Taking off the matte finish, detailing small parts and cleanup
By Dennis Adler
The hardest part of this defarbing project with the Swiss Arms 1911A1 is the frame which takes the most time and effort to work around small corners, edges, and parts that are attached to the frame, such as the thumb safety. Once you have cleared this hurdle there remains only a few small separate parts to strip the finish from, and then it is time to do a thorough cleaning of all polished out parts, before removing the blue tape and cleaning out any debris that may have gotten past the tape and into moving parts.
There are probably half a dozen ways to do what I am doing in this series of articles and this is my way, maybe not the best or easiest, just what I have done in the past to achieve the look I want. But the hard labor in stripping off the matte black finish is only the first part of the job. The final polish and refit come next and then you have a polished out gun that needs to be refinished.
After I had the slide completed (fully polished out) the frame required the same steps plus adding a green 3M scrubbing pad for working around curves and small edges. This does leave some scoring in the alloy because it is more abrasive but it can all be polished out later with the 0000 steel wool. And a little roughness isn’t bad when you are trying to create something that looks like a battlefield worn gun. That is another touch that will come in at the end when the final finish is applied.
In doing this process, the maker’s marks, proof mark and even the serial number of the air pistol (if it has one) will be polished off; it is back to a bare alloy gun like it was before markings and the matte finish were applied by the manufacturer. Getting into tight spaces the 3M scrubbing pads (or similar scrubbing pads) work well and also for flat surfaces such as the face of the recoil spring retainer sleeve, which has the checkered front that resembles the recoil spring plug on a 1911, front of the barrel bushing, sides of the slide stop (slide release), and even the face of the grip screws. Just a light buffing leaves a worn look. The 0000 steel wool is your best friend for finalizing the clean polish of parts since it is flexible for getting into tight spots. After using the steel wool or any of the other emory papers or scrubbers, always dump any dust or residue off the parts being worked on (it piles up) and blow off the parts with Dust Off. After you have reached the point where all of the parts are cleaned of the matte finish (though some small edges may remain and that will be alright), the parts need to be cleaned off. This is to remove any oils or remaining debris.
For cleaning there are a variety of recommended degreasers, but for this project it is a simple use of warm water with a drop or two of Dawn (dishwashing soap) to make a solution that will be wiped over the exposed surfaces. The blue tape is still in place but be careful not to let any of the solution get inside the gun. Only work on the outside surfaces. I wiped the gun parts down with a wet microfiber cloth. After that, it is dried off with another microfiber cloth and we are ready to remove the blue tape and reassemble the gun to make sure everything is working smoothly.
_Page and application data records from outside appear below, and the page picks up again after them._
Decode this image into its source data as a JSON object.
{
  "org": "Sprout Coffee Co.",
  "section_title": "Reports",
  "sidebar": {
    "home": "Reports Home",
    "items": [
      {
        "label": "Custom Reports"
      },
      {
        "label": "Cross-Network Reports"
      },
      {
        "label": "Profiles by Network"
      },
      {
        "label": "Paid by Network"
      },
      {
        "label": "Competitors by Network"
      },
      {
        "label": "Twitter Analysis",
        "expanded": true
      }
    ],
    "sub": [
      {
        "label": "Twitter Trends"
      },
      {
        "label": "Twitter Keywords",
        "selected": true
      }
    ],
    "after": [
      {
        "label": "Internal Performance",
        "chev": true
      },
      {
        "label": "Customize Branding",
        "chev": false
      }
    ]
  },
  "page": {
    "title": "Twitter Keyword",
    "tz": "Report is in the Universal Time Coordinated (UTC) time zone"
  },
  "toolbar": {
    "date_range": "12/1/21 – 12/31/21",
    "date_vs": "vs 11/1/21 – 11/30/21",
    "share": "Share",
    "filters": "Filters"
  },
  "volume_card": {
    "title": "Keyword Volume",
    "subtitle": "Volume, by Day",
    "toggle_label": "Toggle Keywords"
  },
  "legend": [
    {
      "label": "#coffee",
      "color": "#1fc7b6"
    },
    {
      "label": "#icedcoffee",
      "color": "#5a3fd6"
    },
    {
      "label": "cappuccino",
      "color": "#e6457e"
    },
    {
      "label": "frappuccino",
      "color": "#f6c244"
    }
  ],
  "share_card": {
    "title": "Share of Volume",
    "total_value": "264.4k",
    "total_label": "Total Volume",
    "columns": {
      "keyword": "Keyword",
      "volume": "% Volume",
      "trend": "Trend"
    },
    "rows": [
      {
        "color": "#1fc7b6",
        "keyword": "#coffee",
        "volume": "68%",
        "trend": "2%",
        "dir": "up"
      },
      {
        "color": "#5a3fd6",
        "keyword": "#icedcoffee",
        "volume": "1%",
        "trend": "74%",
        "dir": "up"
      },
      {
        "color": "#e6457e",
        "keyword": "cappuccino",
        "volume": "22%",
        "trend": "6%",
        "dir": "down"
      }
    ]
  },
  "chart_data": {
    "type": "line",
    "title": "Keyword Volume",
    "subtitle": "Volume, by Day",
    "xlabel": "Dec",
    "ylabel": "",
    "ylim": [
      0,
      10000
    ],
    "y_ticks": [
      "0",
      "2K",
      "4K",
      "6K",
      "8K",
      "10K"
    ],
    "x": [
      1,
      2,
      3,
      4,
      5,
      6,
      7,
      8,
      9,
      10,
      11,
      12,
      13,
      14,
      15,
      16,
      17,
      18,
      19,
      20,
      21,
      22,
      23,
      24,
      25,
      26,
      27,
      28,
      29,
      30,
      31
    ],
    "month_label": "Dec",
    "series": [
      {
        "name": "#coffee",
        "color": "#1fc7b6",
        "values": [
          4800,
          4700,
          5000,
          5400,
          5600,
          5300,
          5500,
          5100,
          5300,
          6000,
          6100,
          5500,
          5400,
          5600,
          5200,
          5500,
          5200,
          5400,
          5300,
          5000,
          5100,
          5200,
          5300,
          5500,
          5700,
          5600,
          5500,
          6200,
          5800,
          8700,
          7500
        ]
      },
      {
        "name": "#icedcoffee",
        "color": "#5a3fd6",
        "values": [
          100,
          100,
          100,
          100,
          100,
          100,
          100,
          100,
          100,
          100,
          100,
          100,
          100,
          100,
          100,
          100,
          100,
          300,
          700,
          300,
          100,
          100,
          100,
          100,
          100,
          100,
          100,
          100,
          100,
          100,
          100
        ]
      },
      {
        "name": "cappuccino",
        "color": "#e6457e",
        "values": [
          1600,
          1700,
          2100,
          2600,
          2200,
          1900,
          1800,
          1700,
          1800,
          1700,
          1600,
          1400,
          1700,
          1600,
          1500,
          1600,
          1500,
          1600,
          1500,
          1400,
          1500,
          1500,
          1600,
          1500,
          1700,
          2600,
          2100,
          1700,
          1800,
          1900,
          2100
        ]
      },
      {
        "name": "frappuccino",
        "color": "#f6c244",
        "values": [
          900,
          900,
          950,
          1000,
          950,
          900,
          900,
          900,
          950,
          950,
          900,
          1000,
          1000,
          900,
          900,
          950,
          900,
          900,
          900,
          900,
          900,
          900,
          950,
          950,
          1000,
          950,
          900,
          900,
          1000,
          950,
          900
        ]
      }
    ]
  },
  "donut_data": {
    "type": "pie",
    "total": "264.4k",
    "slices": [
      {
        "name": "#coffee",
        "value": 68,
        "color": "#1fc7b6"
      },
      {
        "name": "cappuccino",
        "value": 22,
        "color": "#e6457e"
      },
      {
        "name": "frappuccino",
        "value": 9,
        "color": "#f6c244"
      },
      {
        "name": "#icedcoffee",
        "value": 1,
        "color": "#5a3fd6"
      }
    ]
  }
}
After the gun was reassembled I gave the inside of the rails (gun turned over grips up, rails showing with the slide locked back) a light oiling with RWS Air Chamber Lube. And a light drop on either side of the trigger at the top edge. I wiped off the edges, ran the slide and fired the gun (no CO2, no magazine inserted) about a dozen times to see that everything was running smoothly and the trigger pull remained smooth.
Where we are and what we have
At this point the Swiss Arms 1911A1 is a buffed out in the white gun showing some darkness around protected areas that are less prone to surface wear. Of course, a polished out gun is not a finished product, but it is more realistic looking than the Swiss Arms model was when we began.
Time thus far invested is about six hours and maybe $10 in materials. If you like guns in the white, this is the end. If not and the look of a war worn 1911 is your goal, in Part 3 we begin experimenting with finishes.